The Zach Johnson Foundation started Kids on Course to meet a community need and fulfill Zach and Kim’s dream of supporting children in his hometown who might otherwise fall through the cracks. Our results show that students who’ve been in Kids on Course for two or more years are less likely to get in trouble at school, are more likely to be on grade level in reading, and are more hopeful about their futures. But the real test of the success of our program will come when these eighth graders are enrolled in college, a trade, or military service after high school. Then we will know we’ve reached our goal of getting all Kids on Course students on a path to further learning after high school, which also means they graduated high school on time. We know that 86% of our students are first generation college students, as defined by the Department of Education (not having any parents with a four-year degree.) This data point is important because it shows our program is reaching students who have the most to gain from post-secondary education and are the most at risk, according to nationwide and local statistics, of not having success after high school.

We love these students, and these families. We cannot wait to see what they grow into over the next four a half years. We’ve already started working with iCAN and community partners to assess their interests and strengths to help guide them in future careers. While 14 year olds can change their minds on a day-to-day basis, we know it’s valuable to get them thinking about what kind of schooling they want to pursue after high school, and how that impacts their dream job prospects. We’ll also be diving into the costs of college, and how a high GPA, well-rounded extra-curricular resume, and pursuing scholarships can reduce the burden of debt. And each student in Kids on Course will receive a scholarship if they stick with the program through 12th grade to pursue the degree, certificate or training necessary to live independently and proudly in a life of their choosing. We are so thankful for this opportunity to share in the success of these young people, and love every minute of being in their lives!

– Beth Malicki, Kids on Course Program Leader

February 9, 2018

Girls on the Run

As our second semester begins it also means the start for a new season of Girls on the Run.  Last year I was lucky enough to be a part of Girls on the Run at Harrison Elementary and this year we are bringing the program to Grant Elementary for the first time!
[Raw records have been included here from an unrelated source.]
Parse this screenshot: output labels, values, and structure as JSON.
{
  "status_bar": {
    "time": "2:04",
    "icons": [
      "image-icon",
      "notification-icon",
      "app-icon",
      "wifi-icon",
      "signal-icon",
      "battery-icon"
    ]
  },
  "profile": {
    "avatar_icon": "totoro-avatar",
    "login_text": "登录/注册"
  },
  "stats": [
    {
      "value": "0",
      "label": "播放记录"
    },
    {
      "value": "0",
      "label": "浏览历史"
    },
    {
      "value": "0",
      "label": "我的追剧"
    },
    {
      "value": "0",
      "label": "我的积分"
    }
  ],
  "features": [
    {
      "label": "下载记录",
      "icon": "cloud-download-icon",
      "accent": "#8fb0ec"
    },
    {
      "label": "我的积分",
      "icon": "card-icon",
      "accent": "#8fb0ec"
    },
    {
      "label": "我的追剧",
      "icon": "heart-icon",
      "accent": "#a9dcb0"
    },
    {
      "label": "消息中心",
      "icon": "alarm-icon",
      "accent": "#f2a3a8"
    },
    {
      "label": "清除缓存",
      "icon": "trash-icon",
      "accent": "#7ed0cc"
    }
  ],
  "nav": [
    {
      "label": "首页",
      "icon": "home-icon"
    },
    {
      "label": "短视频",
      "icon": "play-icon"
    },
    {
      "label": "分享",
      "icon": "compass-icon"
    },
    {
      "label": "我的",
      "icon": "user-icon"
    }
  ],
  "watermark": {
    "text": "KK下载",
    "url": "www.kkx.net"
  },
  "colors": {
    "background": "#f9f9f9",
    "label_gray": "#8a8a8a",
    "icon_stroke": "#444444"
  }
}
Girls on the Run is offered for third-fifth grade students.  The 10-week program promotes girls creating a sense of self identity, making new friends, and promoting a positive self-image.  As the students get older and work their way closer to transitioning to middle school, building confidence in who they are is very crucial.  Girls on the Run offers a safe, friendly environment for them to do just that.  Every practice is broken down into two parts.  We always begin a practice together with a lesson.  “The Girls on the Run lessons encourage positive emotional, social, mental and physical development.”   After the lessons we begin the running portion.  The girls train for a 5K that takes place at the end of the season.  The 5K is a time for every Girls on the Run team from every school in the surrounding area to come together and celebrate the season.  Throughout their practices they set running goals and work towards accomplishing the 3.1 miles 5K run.  The goal of Girls on the Run is that they just move forward in any way that they can.

I am so excited to get Girls on the Run started here at Grant.  I think that this is an awesome opportunity for the girls in this school to grow both mentally and physically into strong, confident individuals.

-Cristal Boeding, Grant Site Coordinator